Thursday, April 28, 2011

First Year Critiques



From what I know about the project, the studio class did a renovation of St. Mary's house, in which they were to transform into a space to be used as a retreat for writers. This renovation was to provide a communal public space and private spaces for the writers themselves. Much like the artists space my studio class designed last year, much study went into the tasks and needs of the client so that these working conditions may be provided to them to create an environment which allowed for only the best work to be created.
After my experiences last year as a freshman in the program, I can definitely look back and see things I did, that I would change now, and wish I had someone there to point out to me. I find that in the first year of the program, you enter trapped in this box of what you think “design” might be. This box is comprised of what the media tells us design is. The goal of first year is to bring you out of this terrible box, and force you to think differently and abstractly about design and what it is to you. Design is not simply paint colors and pushing a bed into the corner of a room, but it is thinking outside of this box to find creative ways to supply ordain needs in an aesthetic way.
After attending the review, I very quickly found myself drawn towards the proposal of Shirley Bircher for this writers space. With the idea of “water” in mind, I quickly found that she was successful in breaking out of her box, as she fully explored this idea beyond colors, bringing it to not only interior structures, but concept. By pushing the boundaries of the project, I believe much success was found in her hard efforts. Right down to the use of shadow, line weights, and scale figures, she provided us with beautiful and very expressive renderings, detailed and correct technical drawings. She also did a great job with her presentation was she was sure to talk directly to her audience and not her board, and her clothing choice which was mute and natural and ran streamline with her palette.
These are just a few things I saw in her project that she could reconsider in the future:

-Be careful with the way you portray curtains. Just as with any window treatment, it can be hard to read, and really take away from what matters most in the space.
-Look further into the “wave” art piece which occupies one of your interior spaces. Could it have been made habitable by an individual?
-Be confident in what you have created! Although it is hard to stand in front of an audience, and know that what you do is solely based off of others opinions, you have worked hard and created something you should be proud of.

The goal is to break away from this traditional idea of design and create something new and different.
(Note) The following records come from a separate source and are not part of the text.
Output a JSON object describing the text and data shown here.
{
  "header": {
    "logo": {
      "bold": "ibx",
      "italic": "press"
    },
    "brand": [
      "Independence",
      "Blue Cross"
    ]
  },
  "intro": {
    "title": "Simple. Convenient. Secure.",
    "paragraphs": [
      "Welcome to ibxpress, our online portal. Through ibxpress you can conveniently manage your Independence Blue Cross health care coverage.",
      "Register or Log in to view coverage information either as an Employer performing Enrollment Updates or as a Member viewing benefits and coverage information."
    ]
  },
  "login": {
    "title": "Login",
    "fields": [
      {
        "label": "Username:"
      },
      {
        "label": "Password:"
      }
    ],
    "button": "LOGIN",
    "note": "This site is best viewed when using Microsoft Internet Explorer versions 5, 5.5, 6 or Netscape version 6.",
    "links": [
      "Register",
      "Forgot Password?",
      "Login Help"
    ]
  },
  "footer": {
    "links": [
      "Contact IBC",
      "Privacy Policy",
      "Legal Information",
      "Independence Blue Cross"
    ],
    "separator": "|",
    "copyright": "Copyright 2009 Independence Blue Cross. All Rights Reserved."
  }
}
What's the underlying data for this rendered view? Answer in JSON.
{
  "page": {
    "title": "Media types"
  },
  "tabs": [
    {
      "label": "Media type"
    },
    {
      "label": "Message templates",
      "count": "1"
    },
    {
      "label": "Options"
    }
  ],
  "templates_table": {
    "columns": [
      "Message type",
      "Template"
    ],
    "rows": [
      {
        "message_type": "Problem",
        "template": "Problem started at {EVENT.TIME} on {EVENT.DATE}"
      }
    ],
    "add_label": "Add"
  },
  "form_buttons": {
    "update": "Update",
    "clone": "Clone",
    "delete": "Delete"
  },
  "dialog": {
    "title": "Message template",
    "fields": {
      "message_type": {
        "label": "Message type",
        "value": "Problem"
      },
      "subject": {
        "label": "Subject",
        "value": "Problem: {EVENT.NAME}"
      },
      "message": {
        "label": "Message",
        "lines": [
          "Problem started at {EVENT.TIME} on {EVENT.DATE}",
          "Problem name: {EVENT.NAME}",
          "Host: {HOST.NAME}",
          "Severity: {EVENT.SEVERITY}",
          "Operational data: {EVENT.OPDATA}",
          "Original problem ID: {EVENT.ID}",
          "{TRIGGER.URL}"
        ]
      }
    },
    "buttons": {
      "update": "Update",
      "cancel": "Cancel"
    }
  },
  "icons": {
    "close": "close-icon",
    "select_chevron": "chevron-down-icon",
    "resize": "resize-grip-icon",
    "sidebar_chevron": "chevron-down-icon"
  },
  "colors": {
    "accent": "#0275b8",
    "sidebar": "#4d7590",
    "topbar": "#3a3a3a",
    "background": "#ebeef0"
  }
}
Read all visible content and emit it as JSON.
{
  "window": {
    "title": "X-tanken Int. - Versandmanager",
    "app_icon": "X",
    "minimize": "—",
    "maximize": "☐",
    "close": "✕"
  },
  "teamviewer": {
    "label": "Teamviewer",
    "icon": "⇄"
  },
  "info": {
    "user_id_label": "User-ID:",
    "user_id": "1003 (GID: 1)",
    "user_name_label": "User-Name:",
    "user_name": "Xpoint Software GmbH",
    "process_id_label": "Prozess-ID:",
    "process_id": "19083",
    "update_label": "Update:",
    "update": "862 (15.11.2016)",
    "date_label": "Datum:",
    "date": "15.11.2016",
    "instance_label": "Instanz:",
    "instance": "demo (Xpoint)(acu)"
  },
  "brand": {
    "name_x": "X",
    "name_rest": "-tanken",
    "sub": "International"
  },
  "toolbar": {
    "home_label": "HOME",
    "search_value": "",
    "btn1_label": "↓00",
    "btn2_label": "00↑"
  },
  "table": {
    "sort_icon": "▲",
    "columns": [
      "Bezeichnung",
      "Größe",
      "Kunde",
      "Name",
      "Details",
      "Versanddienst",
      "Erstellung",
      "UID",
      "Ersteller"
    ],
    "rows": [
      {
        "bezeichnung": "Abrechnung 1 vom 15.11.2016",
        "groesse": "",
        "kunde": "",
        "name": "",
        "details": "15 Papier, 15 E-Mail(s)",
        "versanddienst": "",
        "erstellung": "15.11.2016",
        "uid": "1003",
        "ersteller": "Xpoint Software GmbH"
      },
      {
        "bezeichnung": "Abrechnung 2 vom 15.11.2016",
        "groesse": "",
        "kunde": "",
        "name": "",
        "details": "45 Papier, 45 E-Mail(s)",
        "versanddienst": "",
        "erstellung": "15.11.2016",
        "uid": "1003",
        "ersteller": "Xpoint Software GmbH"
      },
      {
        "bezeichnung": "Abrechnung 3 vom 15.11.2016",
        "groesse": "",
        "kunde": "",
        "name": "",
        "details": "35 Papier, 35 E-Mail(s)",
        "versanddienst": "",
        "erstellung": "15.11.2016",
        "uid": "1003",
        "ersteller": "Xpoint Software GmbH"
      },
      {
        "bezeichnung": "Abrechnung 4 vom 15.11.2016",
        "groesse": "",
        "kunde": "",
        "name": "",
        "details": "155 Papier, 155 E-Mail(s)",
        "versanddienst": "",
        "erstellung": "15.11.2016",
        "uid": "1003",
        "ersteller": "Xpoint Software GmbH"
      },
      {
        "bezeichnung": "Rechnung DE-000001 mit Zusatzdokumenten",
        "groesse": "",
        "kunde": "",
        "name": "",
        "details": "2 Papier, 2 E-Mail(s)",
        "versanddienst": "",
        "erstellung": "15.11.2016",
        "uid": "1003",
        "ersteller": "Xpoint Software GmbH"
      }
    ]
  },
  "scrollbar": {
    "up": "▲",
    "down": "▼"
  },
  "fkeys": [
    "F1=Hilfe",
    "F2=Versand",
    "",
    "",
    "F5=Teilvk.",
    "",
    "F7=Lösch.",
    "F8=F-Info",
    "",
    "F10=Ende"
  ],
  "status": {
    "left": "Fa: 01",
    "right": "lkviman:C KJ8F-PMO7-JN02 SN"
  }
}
If we all stuck to the common and usual stuff, there would be no reason for us to be in this field, for we would all be coming out with slight differences in essentially the same things. I commend Shirley for her efforts in this project, and I personally believe she has found her voice as a designer.

Sunday, April 3, 2011

Lets get started...but beware because there is a



So here we are once again, except this time, it's the beginning of the end. Friday we received news from our professors of project Jenga 7.0, and once again we MERGE. The four teams of six are now two teams of twelve, and [E]merge is teaming up with Trepide. Today we met for almost two hours and discussed the similarities and differences in our two structures and contemplated the possibilities including the pros and cons of bringing them together. Needless to say, this ended up taking a lot longer than we thought it would, and we found that this wasn't something we could just throw together. Tomorrow we have a 3-hour design charette broken into three parts, which we now understand is going to be a crucial part of our design process as a newly 12-person team. We then picked two people who would co-lead our team of twelve, one person from each team of six. Austin and Dajana got assigned this task due to their great leadership skills, encouragement, drive, and excitement they bring to the team. Lastly,and most importantly, we decided on a team name...

PORTMANTEAU!



Although we haven't decided on what exactly we have in common, except for the use of materials, here are the overall concepts for each team...
[E]merge: the use of horizontals and verticals and how they join. Emphasis on harmony and rhythm.
Trepide: Dematerialization. Architecture of an illusion. Light used to create loss of structure through transparent materials.

...after the charette tomorrow, there will be more to come!

Saturday, April 2, 2011

JENGA 6.0

...So here we are at Jenga 6.0 already! I can't believe that we are only one away from the final project of the semester. For this project we continued working in our teams of six from Jenga 5.0. Our team, [E]merge, being comprised of Austin Loman, Kathryn Frye, Abigail Buchanan, Corry Mears, Kacie Leisure, and myself, truly came together on this project and realized what it was that our concept was all about. We found reason in joinery as community and the idea of togetherness became a major part of our strategy this round.




CLICK HERE TO SEE OUR VIDEO


IMAGE MONTAGE





SITE PLAN




SITE PERSPECTIVE




OUTDOOR COMMUNAL AREA






BALCONY PERSPECTIVES





MEETING ROOM PERSPECTIVES





INDIVIDUAL UNIT DOORS

Kathryn


Kacie


Corry


Austin


Abigail




Through collaboration as a group, we have found that group work is a positive thing, and that we shouldn't run from it. When working in a team great things can be produced as each individuals bring their talents to the table.